## WORK TO COMPLETE:
Images are to be left out when the records below are printed word for word.

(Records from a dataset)
Content starts
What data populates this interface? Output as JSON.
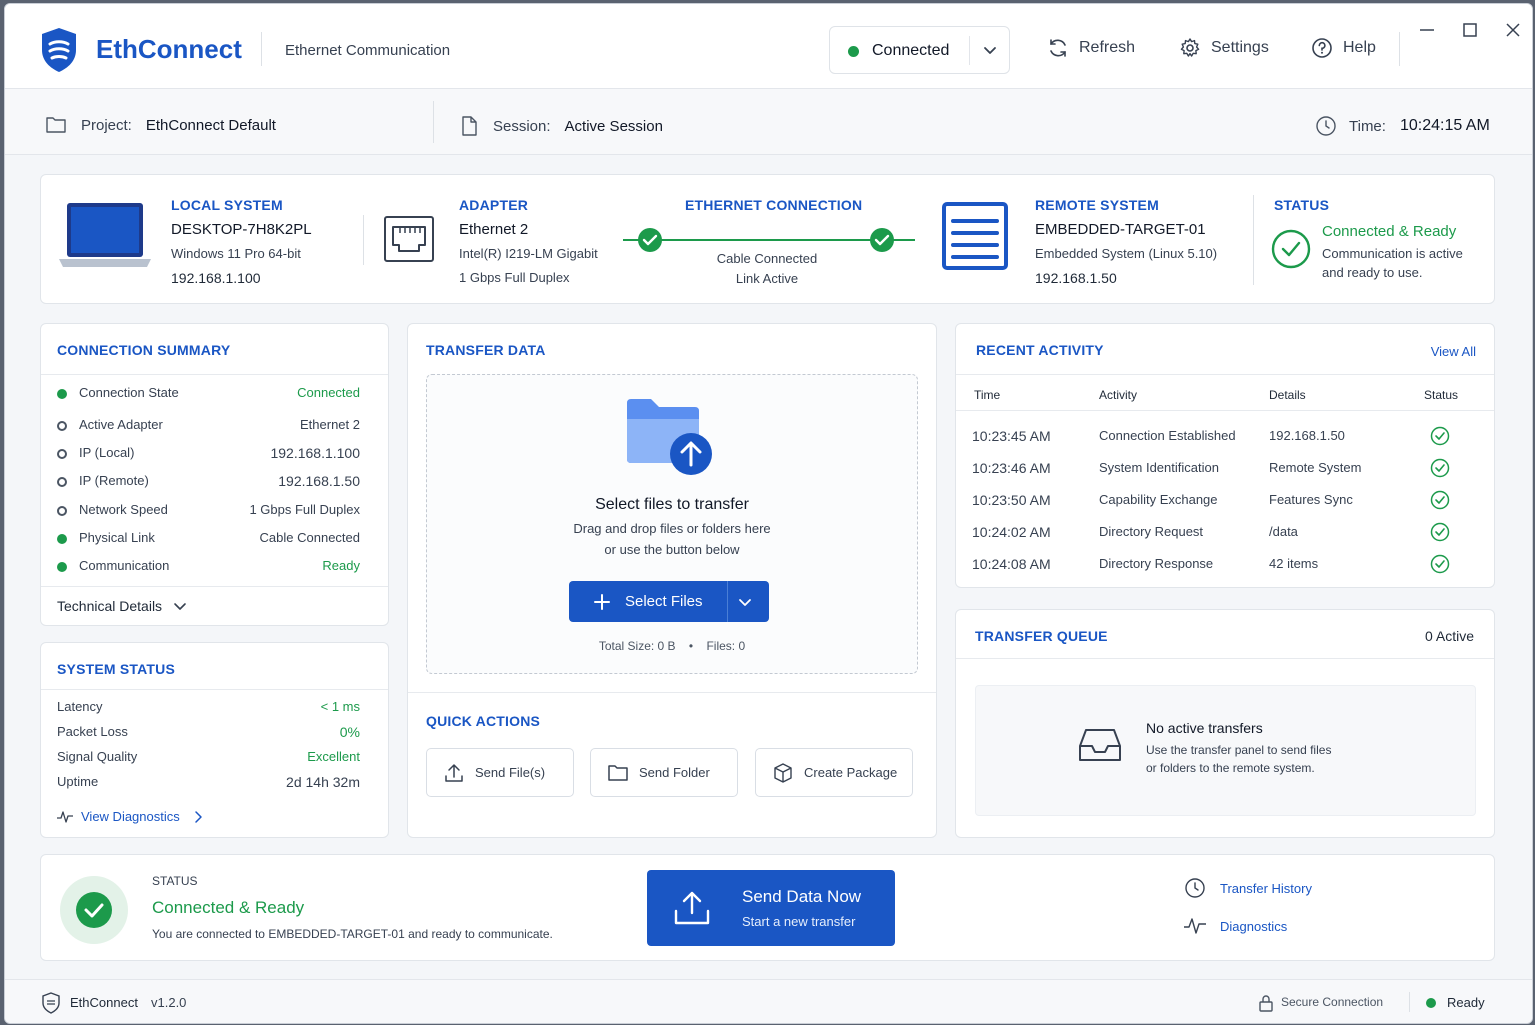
{
  "app": {
    "name": "EthConnect",
    "subtitle": "Ethernet Communication",
    "version": "v1.2.0"
  },
  "toolbar": {
    "connection_state": "Connected",
    "refresh": "Refresh",
    "settings": "Settings",
    "help": "Help"
  },
  "infobar": {
    "project_label": "Project:",
    "project": "EthConnect Default",
    "session_label": "Session:",
    "session": "Active Session",
    "time_label": "Time:",
    "time": "10:24:15 AM"
  },
  "overview": {
    "local": {
      "title": "LOCAL SYSTEM",
      "name": "DESKTOP-7H8K2PL",
      "os": "Windows 11 Pro 64-bit",
      "ip": "192.168.1.100"
    },
    "adapter": {
      "title": "ADAPTER",
      "name": "Ethernet 2",
      "model": "Intel(R) I219-LM Gigabit",
      "speed": "1 Gbps Full Duplex"
    },
    "link": {
      "title": "ETHERNET CONNECTION",
      "cable": "Cable Connected",
      "state": "Link Active"
    },
    "remote": {
      "title": "REMOTE SYSTEM",
      "name": "EMBEDDED-TARGET-01",
      "os": "Embedded System (Linux 5.10)",
      "ip": "192.168.1.50"
    },
    "status": {
      "title": "STATUS",
      "state": "Connected & Ready",
      "line1": "Communication is active",
      "line2": "and ready to use."
    }
  },
  "summary": {
    "title": "CONNECTION SUMMARY",
    "rows": [
      {
        "label": "Connection State",
        "value": "Connected"
      },
      {
        "label": "Active Adapter",
        "value": "Ethernet 2"
      },
      {
        "label": "IP (Local)",
        "value": "192.168.1.100"
      },
      {
        "label": "IP (Remote)",
        "value": "192.168.1.50"
      },
      {
        "label": "Network Speed",
        "value": "1 Gbps Full Duplex"
      },
      {
        "label": "Physical Link",
        "value": "Cable Connected"
      },
      {
        "label": "Communication",
        "value": "Ready"
      }
    ],
    "details_link": "Technical Details"
  },
  "system_status": {
    "title": "SYSTEM STATUS",
    "rows": [
      {
        "label": "Latency",
        "value": "< 1 ms"
      },
      {
        "label": "Packet Loss",
        "value": "0%"
      },
      {
        "label": "Signal Quality",
        "value": "Excellent"
      },
      {
        "label": "Uptime",
        "value": "2d 14h 32m"
      }
    ],
    "diagnostics_link": "View Diagnostics"
  },
  "transfer": {
    "title": "TRANSFER DATA",
    "heading": "Select files to transfer",
    "hint1": "Drag and drop files or folders here",
    "hint2": "or use the button below",
    "button": "Select Files",
    "total_size": "Total Size: 0 B",
    "files": "Files: 0"
  },
  "quick_actions": {
    "title": "QUICK ACTIONS",
    "send_files": "Send File(s)",
    "send_folder": "Send Folder",
    "create_package": "Create Package"
  },
  "activity": {
    "title": "RECENT ACTIVITY",
    "view_all": "View All",
    "headers": {
      "time": "Time",
      "activity": "Activity",
      "details": "Details",
      "status": "Status"
    },
    "rows": [
      {
        "time": "10:23:45 AM",
        "activity": "Connection Established",
        "details": "192.168.1.50"
      },
      {
        "time": "10:23:46 AM",
        "activity": "System Identification",
        "details": "Remote System"
      },
      {
        "time": "10:23:50 AM",
        "activity": "Capability Exchange",
        "details": "Features Sync"
      },
      {
        "time": "10:24:02 AM",
        "activity": "Directory Request",
        "details": "/data"
      },
      {
        "time": "10:24:08 AM",
        "activity": "Directory Response",
        "details": "42 items"
      }
    ]
  },
  "queue": {
    "title": "TRANSFER QUEUE",
    "count": "0 Active",
    "empty_title": "No active transfers",
    "empty_line1": "Use the transfer panel to send files",
    "empty_line2": "or folders to the remote system."
  },
  "footer_panel": {
    "label": "STATUS",
    "state": "Connected & Ready",
    "message": "You are connected to EMBEDDED-TARGET-01 and ready to communicate.",
    "send_title": "Send Data Now",
    "send_sub": "Start a new transfer",
    "history": "Transfer History",
    "diagnostics": "Diagnostics"
  },
  "statusbar": {
    "app": "EthConnect",
    "version": "v1.2.0",
    "secure": "Secure Connection",
    "ready": "Ready"
  },
  "colors": {
    "accent": "#1a56c4",
    "success": "#1c9a4b",
    "background": "#f4f6f9"
  }
}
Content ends
## ANSWER SPACE:
What data populates this interface? Output as JSON.
{
  "app": {
    "name": "EthConnect",
    "subtitle": "Ethernet Communication",
    "version": "v1.2.0"
  },
  "toolbar": {
    "connection_state": "Connected",
    "refresh": "Refresh",
    "settings": "Settings",
    "help": "Help"
  },
  "infobar": {
    "project_label": "Project:",
    "project": "EthConnect Default",
    "session_label": "Session:",
    "session": "Active Session",
    "time_label": "Time:",
    "time": "10:24:15 AM"
  },
  "overview": {
    "local": {
      "title": "LOCAL SYSTEM",
      "name": "DESKTOP-7H8K2PL",
      "os": "Windows 11 Pro 64-bit",
      "ip": "192.168.1.100"
    },
    "adapter": {
      "title": "ADAPTER",
      "name": "Ethernet 2",
      "model": "Intel(R) I219-LM Gigabit",
      "speed": "1 Gbps Full Duplex"
    },
    "link": {
      "title": "ETHERNET CONNECTION",
      "cable": "Cable Connected",
      "state": "Link Active"
    },
    "remote": {
      "title": "REMOTE SYSTEM",
      "name": "EMBEDDED-TARGET-01",
      "os": "Embedded System (Linux 5.10)",
      "ip": "192.168.1.50"
    },
    "status": {
      "title": "STATUS",
      "state": "Connected & Ready",
      "line1": "Communication is active",
      "line2": "and ready to use."
    }
  },
  "summary": {
    "title": "CONNECTION SUMMARY",
    "rows": [
      {
        "label": "Connection State",
        "value": "Connected"
      },
      {
        "label": "Active Adapter",
        "value": "Ethernet 2"
      },
      {
        "label": "IP (Local)",
        "value": "192.168.1.100"
      },
      {
        "label": "IP (Remote)",
        "value": "192.168.1.50"
      },
      {
        "label": "Network Speed",
        "value": "1 Gbps Full Duplex"
      },
      {
        "label": "Physical Link",
        "value": "Cable Connected"
      },
      {
        "label": "Communication",
        "value": "Ready"
      }
    ],
    "details_link": "Technical Details"
  },
  "system_status": {
    "title": "SYSTEM STATUS",
    "rows": [
      {
        "label": "Latency",
        "value": "< 1 ms"
      },
      {
        "label": "Packet Loss",
        "value": "0%"
      },
      {
        "label": "Signal Quality",
        "value": "Excellent"
      },
      {
        "label": "Uptime",
        "value": "2d 14h 32m"
      }
    ],
    "diagnostics_link": "View Diagnostics"
  },
  "transfer": {
    "title": "TRANSFER DATA",
    "heading": "Select files to transfer",
    "hint1": "Drag and drop files or folders here",
    "hint2": "or use the button below",
    "button": "Select Files",
    "total_size": "Total Size: 0 B",
    "files": "Files: 0"
  },
  "quick_actions": {
    "title": "QUICK ACTIONS",
    "send_files": "Send File(s)",
    "send_folder": "Send Folder",
    "create_package": "Create Package"
  },
  "activity": {
    "title": "RECENT ACTIVITY",
    "view_all": "View All",
    "headers": {
      "time": "Time",
      "activity": "Activity",
      "details": "Details",
      "status": "Status"
    },
    "rows": [
      {
        "time": "10:23:45 AM",
        "activity": "Connection Established",
        "details": "192.168.1.50"
      },
      {
        "time": "10:23:46 AM",
        "activity": "System Identification",
        "details": "Remote System"
      },
      {
        "time": "10:23:50 AM",
        "activity": "Capability Exchange",
        "details": "Features Sync"
      },
      {
        "time": "10:24:02 AM",
        "activity": "Directory Request",
        "details": "/data"
      },
      {
        "time": "10:24:08 AM",
        "activity": "Directory Response",
        "details": "42 items"
      }
    ]
  },
  "queue": {
    "title": "TRANSFER QUEUE",
    "count": "0 Active",
    "empty_title": "No active transfers",
    "empty_line1": "Use the transfer panel to send files",
    "empty_line2": "or folders to the remote system."
  },
  "footer_panel": {
    "label": "STATUS",
    "state": "Connected & Ready",
    "message": "You are connected to EMBEDDED-TARGET-01 and ready to communicate.",
    "send_title": "Send Data Now",
    "send_sub": "Start a new transfer",
    "history": "Transfer History",
    "diagnostics": "Diagnostics"
  },
  "statusbar": {
    "app": "EthConnect",
    "version": "v1.2.0",
    "secure": "Secure Connection",
    "ready": "Ready"
  },
  "colors": {
    "accent": "#1a56c4",
    "success": "#1c9a4b",
    "background": "#f4f6f9"
  }
}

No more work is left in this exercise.